[Component data from apps and pages]
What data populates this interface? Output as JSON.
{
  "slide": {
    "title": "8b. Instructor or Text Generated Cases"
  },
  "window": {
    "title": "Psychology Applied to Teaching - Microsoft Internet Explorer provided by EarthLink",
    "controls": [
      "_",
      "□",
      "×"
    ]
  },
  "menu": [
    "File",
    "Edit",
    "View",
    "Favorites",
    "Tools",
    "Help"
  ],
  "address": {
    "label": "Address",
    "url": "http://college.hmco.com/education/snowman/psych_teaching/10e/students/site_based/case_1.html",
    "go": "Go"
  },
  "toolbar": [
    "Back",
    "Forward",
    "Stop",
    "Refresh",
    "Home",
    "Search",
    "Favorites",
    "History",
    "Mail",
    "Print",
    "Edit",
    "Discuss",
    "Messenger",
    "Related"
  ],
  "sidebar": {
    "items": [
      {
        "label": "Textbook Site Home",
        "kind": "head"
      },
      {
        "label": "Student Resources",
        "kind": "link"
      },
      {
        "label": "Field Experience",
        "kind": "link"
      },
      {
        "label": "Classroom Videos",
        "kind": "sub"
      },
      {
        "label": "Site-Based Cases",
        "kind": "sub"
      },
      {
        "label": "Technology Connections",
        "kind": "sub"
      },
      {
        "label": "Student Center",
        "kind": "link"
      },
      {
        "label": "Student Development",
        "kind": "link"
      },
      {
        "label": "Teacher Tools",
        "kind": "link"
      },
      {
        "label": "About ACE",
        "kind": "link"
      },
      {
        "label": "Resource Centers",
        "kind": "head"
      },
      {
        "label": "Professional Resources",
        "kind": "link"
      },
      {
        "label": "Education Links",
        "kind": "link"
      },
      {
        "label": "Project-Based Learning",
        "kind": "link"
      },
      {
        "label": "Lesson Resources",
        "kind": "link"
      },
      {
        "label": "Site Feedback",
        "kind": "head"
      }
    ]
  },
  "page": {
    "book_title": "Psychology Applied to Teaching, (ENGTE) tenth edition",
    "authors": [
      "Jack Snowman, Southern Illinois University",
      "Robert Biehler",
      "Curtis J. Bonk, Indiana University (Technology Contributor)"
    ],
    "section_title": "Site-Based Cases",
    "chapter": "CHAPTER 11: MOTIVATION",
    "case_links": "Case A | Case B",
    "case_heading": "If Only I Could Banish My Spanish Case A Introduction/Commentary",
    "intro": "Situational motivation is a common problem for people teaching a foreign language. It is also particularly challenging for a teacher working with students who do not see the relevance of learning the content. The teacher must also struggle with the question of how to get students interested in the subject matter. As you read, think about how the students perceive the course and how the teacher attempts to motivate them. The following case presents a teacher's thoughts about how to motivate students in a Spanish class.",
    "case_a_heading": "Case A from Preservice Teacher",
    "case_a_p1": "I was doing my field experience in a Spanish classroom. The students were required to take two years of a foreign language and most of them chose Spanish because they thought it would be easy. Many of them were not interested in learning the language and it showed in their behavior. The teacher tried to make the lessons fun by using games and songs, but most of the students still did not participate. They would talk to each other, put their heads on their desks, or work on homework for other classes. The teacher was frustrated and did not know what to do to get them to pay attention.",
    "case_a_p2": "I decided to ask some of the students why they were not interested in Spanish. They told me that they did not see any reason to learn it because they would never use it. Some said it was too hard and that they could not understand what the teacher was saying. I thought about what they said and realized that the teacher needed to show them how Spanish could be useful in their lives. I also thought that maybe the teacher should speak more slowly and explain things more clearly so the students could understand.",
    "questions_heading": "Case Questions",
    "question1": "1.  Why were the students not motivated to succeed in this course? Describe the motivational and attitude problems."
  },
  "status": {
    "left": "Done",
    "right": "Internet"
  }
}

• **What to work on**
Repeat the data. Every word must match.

• **Solution**
What data populates this interface? Output as JSON.
{
  "slide": {
    "title": "8b. Instructor or Text Generated Cases"
  },
  "window": {
    "title": "Psychology Applied to Teaching - Microsoft Internet Explorer provided by EarthLink",
    "controls": [
      "_",
      "□",
      "×"
    ]
  },
  "menu": [
    "File",
    "Edit",
    "View",
    "Favorites",
    "Tools",
    "Help"
  ],
  "address": {
    "label": "Address",
    "url": "http://college.hmco.com/education/snowman/psych_teaching/10e/students/site_based/case_1.html",
    "go": "Go"
  },
  "toolbar": [
    "Back",
    "Forward",
    "Stop",
    "Refresh",
    "Home",
    "Search",
    "Favorites",
    "History",
    "Mail",
    "Print",
    "Edit",
    "Discuss",
    "Messenger",
    "Related"
  ],
  "sidebar": {
    "items": [
      {
        "label": "Textbook Site Home",
        "kind": "head"
      },
      {
        "label": "Student Resources",
        "kind": "link"
      },
      {
        "label": "Field Experience",
        "kind": "link"
      },
      {
        "label": "Classroom Videos",
        "kind": "sub"
      },
      {
        "label": "Site-Based Cases",
        "kind": "sub"
      },
      {
        "label": "Technology Connections",
        "kind": "sub"
      },
      {
        "label": "Student Center",
        "kind": "link"
      },
      {
        "label": "Student Development",
        "kind": "link"
      },
      {
        "label": "Teacher Tools",
        "kind": "link"
      },
      {
        "label": "About ACE",
        "kind": "link"
      },
      {
        "label": "Resource Centers",
        "kind": "head"
      },
      {
        "label": "Professional Resources",
        "kind": "link"
      },
      {
        "label": "Education Links",
        "kind": "link"
      },
      {
        "label": "Project-Based Learning",
        "kind": "link"
      },
      {
        "label": "Lesson Resources",
        "kind": "link"
      },
      {
        "label": "Site Feedback",
        "kind": "head"
      }
    ]
  },
  "page": {
    "book_title": "Psychology Applied to Teaching, (ENGTE) tenth edition",
    "authors": [
      "Jack Snowman, Southern Illinois University",
      "Robert Biehler",
      "Curtis J. Bonk, Indiana University (Technology Contributor)"
    ],
    "section_title": "Site-Based Cases",
    "chapter": "CHAPTER 11: MOTIVATION",
    "case_links": "Case A | Case B",
    "case_heading": "If Only I Could Banish My Spanish Case A Introduction/Commentary",
    "intro": "Situational motivation is a common problem for people teaching a foreign language. It is also particularly challenging for a teacher working with students who do not see the relevance of learning the content. The teacher must also struggle with the question of how to get students interested in the subject matter. As you read, think about how the students perceive the course and how the teacher attempts to motivate them. The following case presents a teacher's thoughts about how to motivate students in a Spanish class.",
    "case_a_heading": "Case A from Preservice Teacher",
    "case_a_p1": "I was doing my field experience in a Spanish classroom. The students were required to take two years of a foreign language and most of them chose Spanish because they thought it would be easy. Many of them were not interested in learning the language and it showed in their behavior. The teacher tried to make the lessons fun by using games and songs, but most of the students still did not participate. They would talk to each other, put their heads on their desks, or work on homework for other classes. The teacher was frustrated and did not know what to do to get them to pay attention.",
    "case_a_p2": "I decided to ask some of the students why they were not interested in Spanish. They told me that they did not see any reason to learn it because they would never use it. Some said it was too hard and that they could not understand what the teacher was saying. I thought about what they said and realized that the teacher needed to show them how Spanish could be useful in their lives. I also thought that maybe the teacher should speak more slowly and explain things more clearly so the students could understand.",
    "questions_heading": "Case Questions",
    "question1": "1.  Why were the students not motivated to succeed in this course? Describe the motivational and attitude problems."
  },
  "status": {
    "left": "Done",
    "right": "Internet"
  }
}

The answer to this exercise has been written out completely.